ImageIn many respects the question of whether Turkey represents a model for kindred political movements in the Middle East and North Africa (MENA) has already been answered - with a clear, if not always resounding, yes. From the closeness of their names – at least in Egypt, Morocco, and Turkey – a variation on Justice, Development, and Freedom to strongly articulated support for political democracy and pluralism, the Islamist parties in Egypt, Morocco, and Tunisia are sympathetic to and appear to be espousing positions broadly similar to Turkey’s Justice and Development Party (AKP) – ostensibly supporting multi-party democracy and liberal economic policies. The Salafists are another story but they too support multi-party democracy, though their pronouncements on liberal economic policies are more carefully phrased. While public pronouncements from Egypt’s Freedom and Justice Party (FJP), Tunisia’s Ennahda, and Morocco’s Justice and Development Party (better known by its French acronym of PJD), are uniformly positive to market-driven policies, they come with a strong and justifiable sense of outrage at the past’s corruption and crony capitalism. This too is a positive, assuming a market driven direction in economic policies.
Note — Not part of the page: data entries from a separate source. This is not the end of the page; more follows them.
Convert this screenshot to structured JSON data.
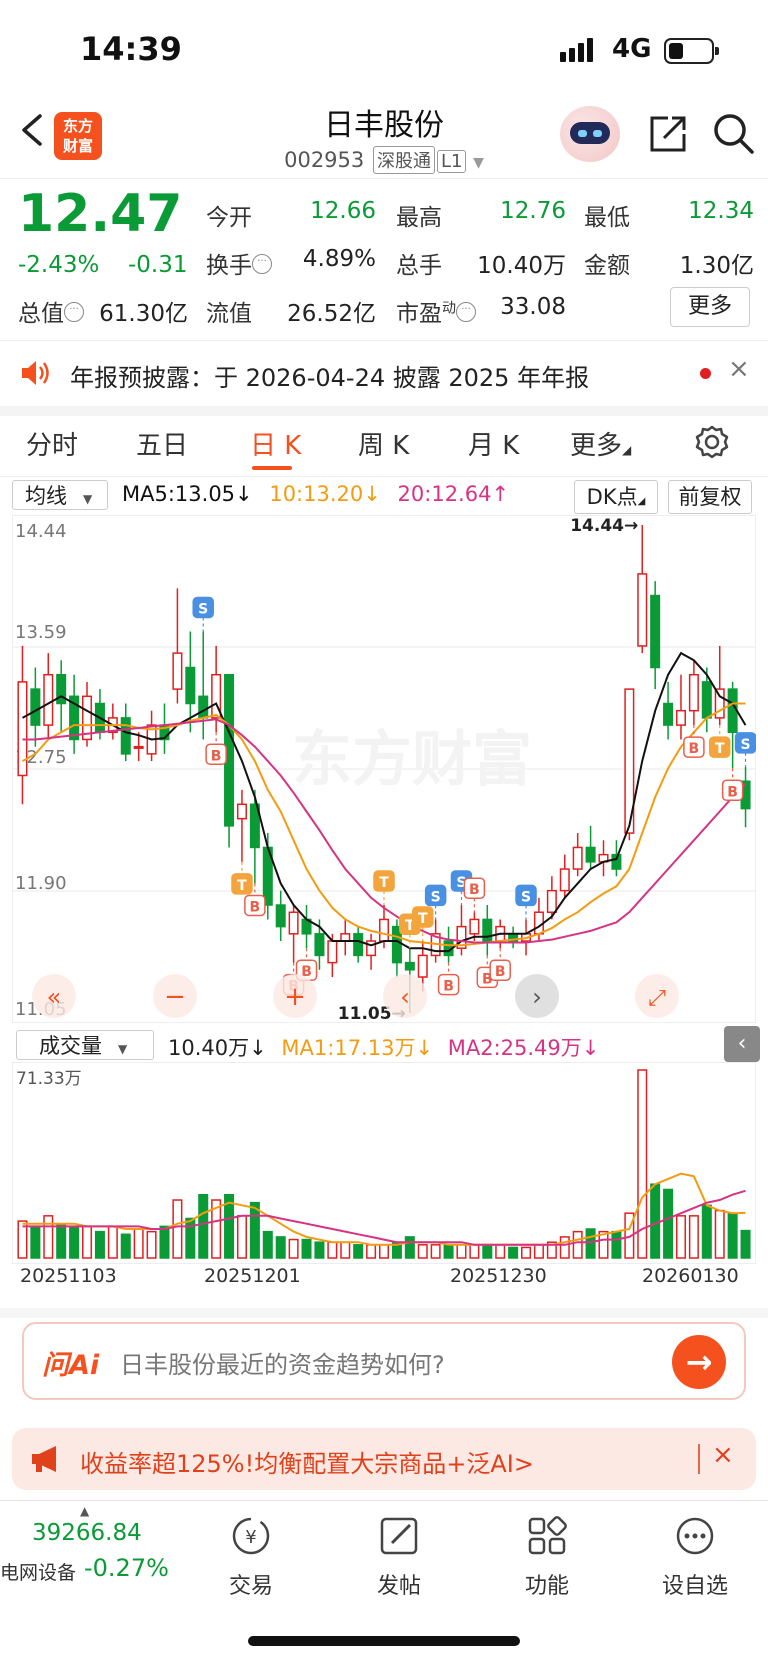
{
  "status_bar": {
    "time": "14:39",
    "network": "4G"
  },
  "header": {
    "logo_line1": "东方",
    "logo_line2": "财富",
    "stock_name": "日丰股份",
    "stock_code": "002953",
    "tag_market": "深股通",
    "tag_level": "L1"
  },
  "quote": {
    "price": "12.47",
    "change_pct": "-2.43%",
    "change_abs": "-0.31",
    "labels": {
      "open": "今开",
      "high": "最高",
      "low": "最低",
      "turnover": "换手",
      "volume": "总手",
      "amount": "金额",
      "mktcap": "总值",
      "float_cap": "流值",
      "pe": "市盈",
      "pe_sup": "动"
    },
    "values": {
      "open": "12.66",
      "high": "12.76",
      "low": "12.34",
      "turnover": "4.89%",
      "volume": "10.40万",
      "amount": "1.30亿",
      "mktcap": "61.30亿",
      "float_cap": "26.52亿",
      "pe": "33.08"
    },
    "more_label": "更多"
  },
  "notice": {
    "text": "年报预披露：于 2026-04-24 披露 2025 年年报",
    "close": "×"
  },
  "tabs": [
    "分时",
    "五日",
    "日 K",
    "周 K",
    "月 K",
    "更多"
  ],
  "active_tab": "日 K",
  "ma_bar": {
    "select": "均线",
    "ma5": "MA5:13.05↓",
    "ma10": "10:13.20↓",
    "ma20": "20:12.64↑",
    "dk": "DK点",
    "adjust": "前复权"
  },
  "kline": {
    "y_labels": [
      "14.44",
      "13.59",
      "12.75",
      "11.90",
      "11.05"
    ],
    "watermark": "东方财富",
    "max_label": "14.44→",
    "min_label": "11.05→"
  },
  "volume_bar": {
    "select": "成交量",
    "vol": "10.40万↓",
    "ma1": "MA1:17.13万↓",
    "ma2": "MA2:25.49万↓",
    "max_label": "71.33万"
  },
  "date_labels": [
    "20251103",
    "20251201",
    "20251230",
    "20260130"
  ],
  "ai": {
    "logo": "问Ai",
    "question": "日丰股份最近的资金趋势如何?",
    "go": "→"
  },
  "ad": {
    "text": "收益率超125%!均衡配置大宗商品+泛AI>",
    "close": "×"
  },
  "bottom_nav": {
    "index_value": "39266.84",
    "index_name": "电网设备",
    "index_change": "-0.27%",
    "items": [
      "交易",
      "发帖",
      "功能",
      "设自选"
    ]
  },
  "colors": {
    "up": "#e02020",
    "down": "#0a9a36",
    "accent": "#f4511e",
    "ma5": "#111111",
    "ma10": "#f39c12",
    "ma20": "#d63384"
  },
  "chart_data": {
    "type": "candlestick",
    "ylim": [
      11.05,
      14.44
    ],
    "candles": [
      {
        "o": 12.7,
        "c": 13.35,
        "h": 13.6,
        "l": 12.5
      },
      {
        "o": 13.3,
        "c": 13.05,
        "h": 13.45,
        "l": 12.9
      },
      {
        "o": 13.05,
        "c": 13.4,
        "h": 13.55,
        "l": 12.95
      },
      {
        "o": 13.4,
        "c": 13.2,
        "h": 13.5,
        "l": 13.0
      },
      {
        "o": 13.25,
        "c": 12.95,
        "h": 13.4,
        "l": 12.85
      },
      {
        "o": 12.95,
        "c": 13.25,
        "h": 13.35,
        "l": 12.9
      },
      {
        "o": 13.2,
        "c": 13.0,
        "h": 13.3,
        "l": 12.95
      },
      {
        "o": 13.0,
        "c": 13.1,
        "h": 13.2,
        "l": 12.95
      },
      {
        "o": 13.1,
        "c": 12.85,
        "h": 13.2,
        "l": 12.8
      },
      {
        "o": 12.9,
        "c": 12.9,
        "h": 13.0,
        "l": 12.8
      },
      {
        "o": 12.85,
        "c": 13.05,
        "h": 13.15,
        "l": 12.8
      },
      {
        "o": 13.05,
        "c": 12.95,
        "h": 13.2,
        "l": 12.85
      },
      {
        "o": 13.3,
        "c": 13.55,
        "h": 14.0,
        "l": 13.2
      },
      {
        "o": 13.45,
        "c": 13.2,
        "h": 13.7,
        "l": 13.0
      },
      {
        "o": 13.25,
        "c": 13.1,
        "h": 13.7,
        "l": 12.95
      },
      {
        "o": 13.1,
        "c": 13.4,
        "h": 13.6,
        "l": 13.0
      },
      {
        "o": 13.4,
        "c": 12.35,
        "h": 13.4,
        "l": 12.2
      },
      {
        "o": 12.4,
        "c": 12.5,
        "h": 12.6,
        "l": 12.1
      },
      {
        "o": 12.5,
        "c": 12.2,
        "h": 12.6,
        "l": 11.95
      },
      {
        "o": 12.2,
        "c": 11.8,
        "h": 12.3,
        "l": 11.7
      },
      {
        "o": 11.8,
        "c": 11.65,
        "h": 11.9,
        "l": 11.55
      },
      {
        "o": 11.6,
        "c": 11.75,
        "h": 11.8,
        "l": 11.4
      },
      {
        "o": 11.7,
        "c": 11.6,
        "h": 11.8,
        "l": 11.5
      },
      {
        "o": 11.6,
        "c": 11.45,
        "h": 11.7,
        "l": 11.35
      },
      {
        "o": 11.4,
        "c": 11.55,
        "h": 11.6,
        "l": 11.3
      },
      {
        "o": 11.55,
        "c": 11.6,
        "h": 11.7,
        "l": 11.45
      },
      {
        "o": 11.6,
        "c": 11.45,
        "h": 11.65,
        "l": 11.4
      },
      {
        "o": 11.45,
        "c": 11.55,
        "h": 11.6,
        "l": 11.35
      },
      {
        "o": 11.55,
        "c": 11.7,
        "h": 11.8,
        "l": 11.5
      },
      {
        "o": 11.65,
        "c": 11.4,
        "h": 11.7,
        "l": 11.3
      },
      {
        "o": 11.4,
        "c": 11.35,
        "h": 11.5,
        "l": 11.05
      },
      {
        "o": 11.3,
        "c": 11.45,
        "h": 11.55,
        "l": 11.2
      },
      {
        "o": 11.45,
        "c": 11.6,
        "h": 11.7,
        "l": 11.4
      },
      {
        "o": 11.55,
        "c": 11.45,
        "h": 11.65,
        "l": 11.4
      },
      {
        "o": 11.5,
        "c": 11.65,
        "h": 11.8,
        "l": 11.45
      },
      {
        "o": 11.6,
        "c": 11.7,
        "h": 11.75,
        "l": 11.55
      },
      {
        "o": 11.7,
        "c": 11.55,
        "h": 11.8,
        "l": 11.45
      },
      {
        "o": 11.55,
        "c": 11.65,
        "h": 11.7,
        "l": 11.5
      },
      {
        "o": 11.6,
        "c": 11.55,
        "h": 11.65,
        "l": 11.5
      },
      {
        "o": 11.55,
        "c": 11.6,
        "h": 11.7,
        "l": 11.45
      },
      {
        "o": 11.6,
        "c": 11.75,
        "h": 11.85,
        "l": 11.55
      },
      {
        "o": 11.75,
        "c": 11.9,
        "h": 12.0,
        "l": 11.7
      },
      {
        "o": 11.9,
        "c": 12.05,
        "h": 12.15,
        "l": 11.85
      },
      {
        "o": 12.05,
        "c": 12.2,
        "h": 12.3,
        "l": 12.0
      },
      {
        "o": 12.2,
        "c": 12.1,
        "h": 12.35,
        "l": 12.05
      },
      {
        "o": 12.1,
        "c": 12.15,
        "h": 12.25,
        "l": 12.0
      },
      {
        "o": 12.15,
        "c": 12.05,
        "h": 12.25,
        "l": 12.0
      },
      {
        "o": 12.3,
        "c": 13.3,
        "h": 13.3,
        "l": 12.25
      },
      {
        "o": 13.6,
        "c": 14.1,
        "h": 14.44,
        "l": 13.55
      },
      {
        "o": 13.95,
        "c": 13.45,
        "h": 14.05,
        "l": 13.3
      },
      {
        "o": 13.2,
        "c": 13.05,
        "h": 13.35,
        "l": 12.95
      },
      {
        "o": 13.05,
        "c": 13.15,
        "h": 13.4,
        "l": 12.95
      },
      {
        "o": 13.15,
        "c": 13.4,
        "h": 13.5,
        "l": 13.05
      },
      {
        "o": 13.35,
        "c": 13.1,
        "h": 13.45,
        "l": 13.0
      },
      {
        "o": 13.1,
        "c": 13.3,
        "h": 13.6,
        "l": 13.05
      },
      {
        "o": 13.3,
        "c": 13.0,
        "h": 13.35,
        "l": 12.75
      },
      {
        "o": 12.66,
        "c": 12.47,
        "h": 12.76,
        "l": 12.34
      }
    ],
    "ma5": [
      13.1,
      13.15,
      13.2,
      13.25,
      13.2,
      13.15,
      13.1,
      13.05,
      13.0,
      12.98,
      12.95,
      12.96,
      13.05,
      13.1,
      13.15,
      13.2,
      13.0,
      12.8,
      12.55,
      12.2,
      11.95,
      11.8,
      11.7,
      11.65,
      11.55,
      11.55,
      11.55,
      11.52,
      11.55,
      11.55,
      11.5,
      11.5,
      11.48,
      11.48,
      11.55,
      11.58,
      11.58,
      11.6,
      11.6,
      11.6,
      11.65,
      11.72,
      11.85,
      11.95,
      12.05,
      12.1,
      12.12,
      12.35,
      12.8,
      13.15,
      13.4,
      13.55,
      13.5,
      13.4,
      13.25,
      13.2,
      13.05
    ],
    "ma10": [
      12.8,
      12.85,
      12.95,
      13.0,
      13.05,
      13.05,
      13.05,
      13.05,
      13.05,
      13.03,
      13.02,
      13.03,
      13.05,
      13.08,
      13.1,
      13.12,
      13.05,
      12.95,
      12.8,
      12.6,
      12.45,
      12.25,
      12.05,
      11.9,
      11.78,
      11.7,
      11.65,
      11.62,
      11.6,
      11.58,
      11.55,
      11.54,
      11.53,
      11.52,
      11.52,
      11.53,
      11.54,
      11.55,
      11.56,
      11.57,
      11.6,
      11.64,
      11.7,
      11.75,
      11.82,
      11.88,
      11.93,
      12.05,
      12.3,
      12.55,
      12.75,
      12.9,
      13.0,
      13.1,
      13.15,
      13.2,
      13.2
    ],
    "ma20": [
      12.95,
      12.95,
      12.96,
      12.97,
      12.98,
      12.99,
      13.0,
      13.01,
      13.02,
      13.03,
      13.04,
      13.05,
      13.06,
      13.07,
      13.08,
      13.09,
      13.05,
      12.98,
      12.9,
      12.8,
      12.7,
      12.58,
      12.45,
      12.32,
      12.18,
      12.05,
      11.95,
      11.85,
      11.78,
      11.72,
      11.66,
      11.62,
      11.58,
      11.56,
      11.55,
      11.54,
      11.54,
      11.54,
      11.54,
      11.54,
      11.55,
      11.56,
      11.58,
      11.6,
      11.62,
      11.65,
      11.68,
      11.75,
      11.85,
      11.95,
      12.05,
      12.15,
      12.25,
      12.35,
      12.45,
      12.55,
      12.64
    ],
    "signals": [
      {
        "i": 14,
        "label": "S",
        "type": "S",
        "above": true
      },
      {
        "i": 15,
        "label": "B",
        "type": "B",
        "above": false
      },
      {
        "i": 17,
        "label": "T",
        "type": "T",
        "above": false
      },
      {
        "i": 18,
        "label": "B",
        "type": "B",
        "above": false
      },
      {
        "i": 21,
        "label": "B",
        "type": "B",
        "above": false
      },
      {
        "i": 22,
        "label": "B",
        "type": "B",
        "above": false
      },
      {
        "i": 28,
        "label": "T",
        "type": "T",
        "above": true
      },
      {
        "i": 30,
        "label": "T",
        "type": "T",
        "above": true
      },
      {
        "i": 31,
        "label": "T",
        "type": "T",
        "above": true
      },
      {
        "i": 32,
        "label": "S",
        "type": "S",
        "above": true
      },
      {
        "i": 34,
        "label": "S",
        "type": "S",
        "above": true
      },
      {
        "i": 35,
        "label": "B",
        "type": "B",
        "above": true
      },
      {
        "i": 33,
        "label": "B",
        "type": "B",
        "above": false
      },
      {
        "i": 36,
        "label": "B",
        "type": "B",
        "above": false
      },
      {
        "i": 37,
        "label": "B",
        "type": "B",
        "above": false
      },
      {
        "i": 39,
        "label": "S",
        "type": "S",
        "above": true
      },
      {
        "i": 52,
        "label": "B",
        "type": "B",
        "above": false
      },
      {
        "i": 54,
        "label": "T",
        "type": "T",
        "above": false
      },
      {
        "i": 55,
        "label": "B",
        "type": "B",
        "above": false
      },
      {
        "i": 56,
        "label": "S",
        "type": "S",
        "above": true
      }
    ],
    "volume": {
      "ylim": [
        0,
        71.33
      ],
      "values": [
        14,
        12,
        16,
        13,
        12,
        12,
        10,
        12,
        9,
        11,
        10,
        12,
        22,
        15,
        24,
        22,
        24,
        16,
        21,
        10,
        8,
        7,
        7,
        6,
        6,
        6,
        5,
        5,
        5,
        6,
        8,
        5,
        5,
        5,
        5,
        5,
        5,
        5,
        4,
        4,
        5,
        6,
        8,
        10,
        11,
        10,
        10,
        17,
        71.33,
        28,
        26,
        16,
        16,
        20,
        18,
        17,
        10.4
      ],
      "ma1": [
        13,
        13,
        13,
        13,
        13,
        12,
        12,
        12,
        11,
        11,
        11,
        11,
        13,
        14,
        17,
        19,
        21,
        20,
        19,
        16,
        13,
        10,
        8,
        7,
        6,
        6,
        6,
        5,
        5,
        5,
        6,
        6,
        6,
        5,
        5,
        5,
        5,
        5,
        5,
        5,
        5,
        5,
        6,
        7,
        8,
        9,
        10,
        11,
        23,
        28,
        30,
        32,
        31,
        20,
        18,
        17,
        17.13
      ],
      "ma2": [
        12,
        12,
        12,
        12,
        12,
        12,
        12,
        12,
        12,
        12,
        11,
        11,
        12,
        12,
        13,
        14,
        15,
        16,
        16,
        16,
        15,
        14,
        13,
        12,
        11,
        10,
        9,
        8,
        7,
        6,
        6,
        6,
        6,
        6,
        6,
        5,
        5,
        5,
        5,
        5,
        5,
        5,
        5,
        6,
        6,
        7,
        7,
        8,
        11,
        13,
        15,
        17,
        19,
        21,
        22,
        24,
        25.49
      ]
    }
  }
}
The expectation is that emerging Islamist parties in Libya and Syria will also largely follow these broad models. 

Yet, there are those who look at the social basis of Turkey’s AKP, its historical evolution in the Turkish secular context, and are more cautious in their expectations. Vali Nasr, Sebnem Gumuscu and many others argue that the emergence of a new class of devout businessmen in the wake of the liberalization of the Turkish economy in 1980s underpins the AKP's emergence as a stout defender of market economics and globalization. Sebnem Gumuscu neatly summarizes this phenomenon "...economic liberalization created an organized class of powerful and devout businessmen from the provincial bourgeoisie who advocated greater political pragmatism and stability in addition to closer relations with the EU as a major trade partner" The current leaders of the AKP, supported by this dynamic new class broke away from the Welfare party and established the AKP over a decade ago. The latter is still around as the 'Felicity" party, garnering 2-3% of the vote.

Another moderating influence in AKP's case has been that many of their leaders, including Tayyip Erdogan, had been in power, albeit at the local level, prior to rising to national prominence. Erdogan as Mayor of Istanbul needed no lessons in learning the difference between slogans like "Islam is the Solution" to moving quickly on delivering the infrastructure and service needs of a growing city of 14 million. Also part of the equation is the fact that the AKP is in direct descent from a series of Islamist political parties going back to 1969’s Nizam (order) party - in short it is a political party with a long history of losing elections and shedding baggage, sometimes forcefully, that contradicts the secular order and scares voters.    

A further factor, most recently recounted in Sinan Ulgen's "From Inspiration to Aspiration: Turkey in the new Middle East" is that, aside from the strength of Turkey's secularist traditions, a whole series of reforms underlie the current strong legitimacy of the democratic system and the country's rapidly growing economy. These reforms, some ongoing and many undertaken in the context of the EU and in the wake of the massive 2001 economic crisis, targeted political parties, the security sector, the financial sector, housing, the business environment and also included a hefty dose of regulatory capacity building. These are mostly at an earlier stage in most MENA countries.

This is not to say that the Arab Spring Islamists will not or cannot move in the direction of the AKP. Most observers do believe that over time, the realities of economies - that need to open up to create jobs and inclusive growth - will force those that “own” these economies to accommodate the realities of an appropriately enabling economic climate. This  includes measures which encourage rather than discourage tourists, investors, educators, etc. to come to their countries. That process, however, will not be one of simply wanting to or passively acquiescing to these policies, but one where these new political parties will have to support the reforms and tough measures needed to move in that direction, and do so at a time of economic contraction. Turkey as well countries ranging from Malaysia to Indonesia and others provide useful lessons, however, the path to strong democracies with vibrant economies will be charted by the Arab countries themselves. A series of further blogs will chart this evolutionary process as these parties grapple with economic and political realities and needed reforms.


Omer Karasapan

Regional Knowledge & Learning Coordinator

Join the Conversation

The content of this field is kept private and will not be shown publicly
Remaining characters: 1000